**What is needed:** Your reply should be one number: how many lines of the records below contain the string "this".

<<<<

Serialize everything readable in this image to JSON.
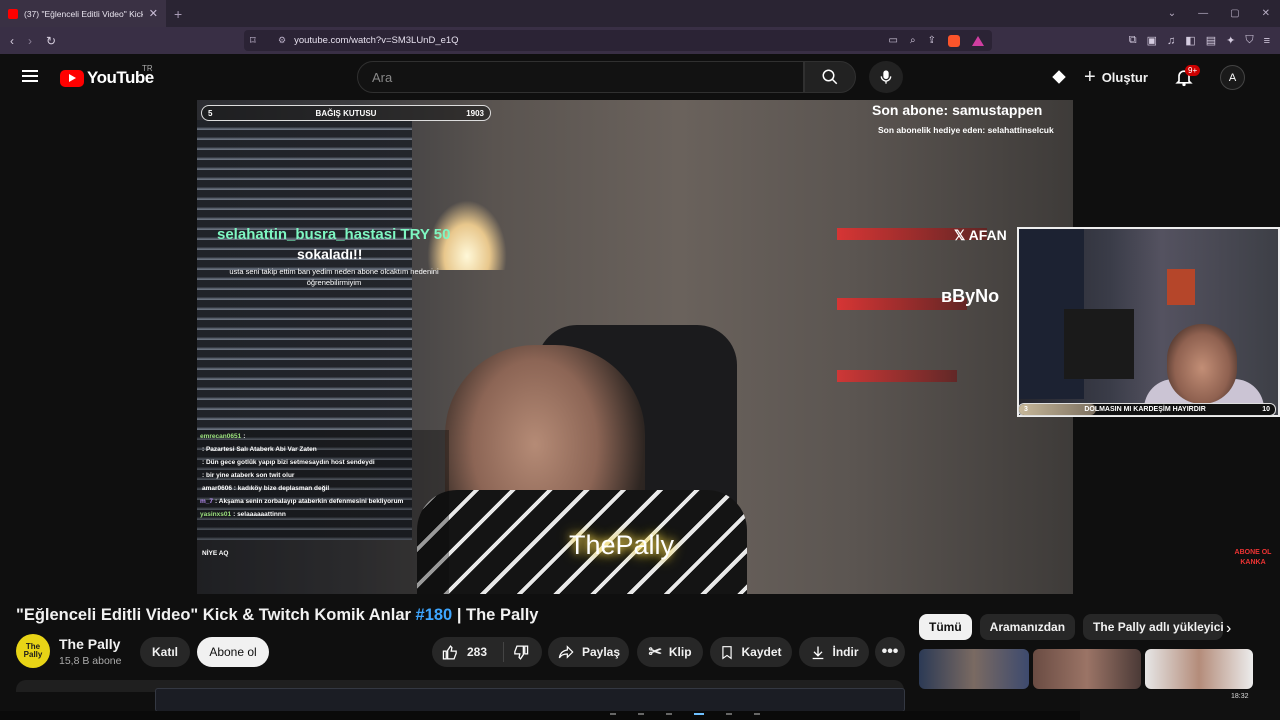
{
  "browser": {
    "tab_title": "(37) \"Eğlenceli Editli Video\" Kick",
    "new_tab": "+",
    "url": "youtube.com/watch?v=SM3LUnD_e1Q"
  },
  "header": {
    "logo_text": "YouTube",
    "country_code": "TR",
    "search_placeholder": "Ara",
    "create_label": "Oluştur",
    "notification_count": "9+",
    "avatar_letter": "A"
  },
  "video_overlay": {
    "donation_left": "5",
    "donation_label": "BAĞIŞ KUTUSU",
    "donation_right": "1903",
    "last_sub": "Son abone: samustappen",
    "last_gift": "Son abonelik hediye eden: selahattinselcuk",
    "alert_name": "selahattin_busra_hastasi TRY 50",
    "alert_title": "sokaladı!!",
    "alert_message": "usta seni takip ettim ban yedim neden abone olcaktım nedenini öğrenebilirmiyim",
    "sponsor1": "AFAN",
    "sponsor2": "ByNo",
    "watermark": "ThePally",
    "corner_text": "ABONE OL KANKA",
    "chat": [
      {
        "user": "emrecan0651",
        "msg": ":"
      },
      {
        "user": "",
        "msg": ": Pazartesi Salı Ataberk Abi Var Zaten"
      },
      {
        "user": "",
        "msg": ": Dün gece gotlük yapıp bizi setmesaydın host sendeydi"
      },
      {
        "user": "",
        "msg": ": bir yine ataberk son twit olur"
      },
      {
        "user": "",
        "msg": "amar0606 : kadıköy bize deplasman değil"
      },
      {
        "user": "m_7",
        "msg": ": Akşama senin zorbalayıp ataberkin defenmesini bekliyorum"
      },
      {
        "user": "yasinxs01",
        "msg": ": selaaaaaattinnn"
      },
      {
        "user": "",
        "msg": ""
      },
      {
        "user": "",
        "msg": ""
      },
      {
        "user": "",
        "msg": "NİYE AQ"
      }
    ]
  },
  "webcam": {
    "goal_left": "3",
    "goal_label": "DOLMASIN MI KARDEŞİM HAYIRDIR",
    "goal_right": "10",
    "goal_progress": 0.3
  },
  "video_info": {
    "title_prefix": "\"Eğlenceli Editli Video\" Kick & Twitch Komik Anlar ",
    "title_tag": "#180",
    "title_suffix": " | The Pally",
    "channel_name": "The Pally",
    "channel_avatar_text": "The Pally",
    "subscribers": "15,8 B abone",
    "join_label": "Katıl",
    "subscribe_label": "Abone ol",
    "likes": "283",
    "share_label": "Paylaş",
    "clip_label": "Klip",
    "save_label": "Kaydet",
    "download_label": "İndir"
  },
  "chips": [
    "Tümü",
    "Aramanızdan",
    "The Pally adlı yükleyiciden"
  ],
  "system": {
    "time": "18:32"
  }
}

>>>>
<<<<

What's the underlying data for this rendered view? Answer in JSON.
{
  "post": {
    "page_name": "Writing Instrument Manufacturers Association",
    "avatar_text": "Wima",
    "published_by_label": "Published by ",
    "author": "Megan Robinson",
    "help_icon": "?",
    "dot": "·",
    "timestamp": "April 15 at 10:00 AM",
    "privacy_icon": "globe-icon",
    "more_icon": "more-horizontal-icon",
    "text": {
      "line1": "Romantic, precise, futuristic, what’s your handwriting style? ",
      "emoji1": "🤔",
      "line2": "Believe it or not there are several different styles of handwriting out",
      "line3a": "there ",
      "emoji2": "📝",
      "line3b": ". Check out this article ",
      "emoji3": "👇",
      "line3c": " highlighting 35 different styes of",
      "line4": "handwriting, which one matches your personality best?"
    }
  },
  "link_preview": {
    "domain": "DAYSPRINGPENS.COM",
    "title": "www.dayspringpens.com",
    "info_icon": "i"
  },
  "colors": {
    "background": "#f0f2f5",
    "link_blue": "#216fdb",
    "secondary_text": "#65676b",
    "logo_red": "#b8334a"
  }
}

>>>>

**Your response:** 3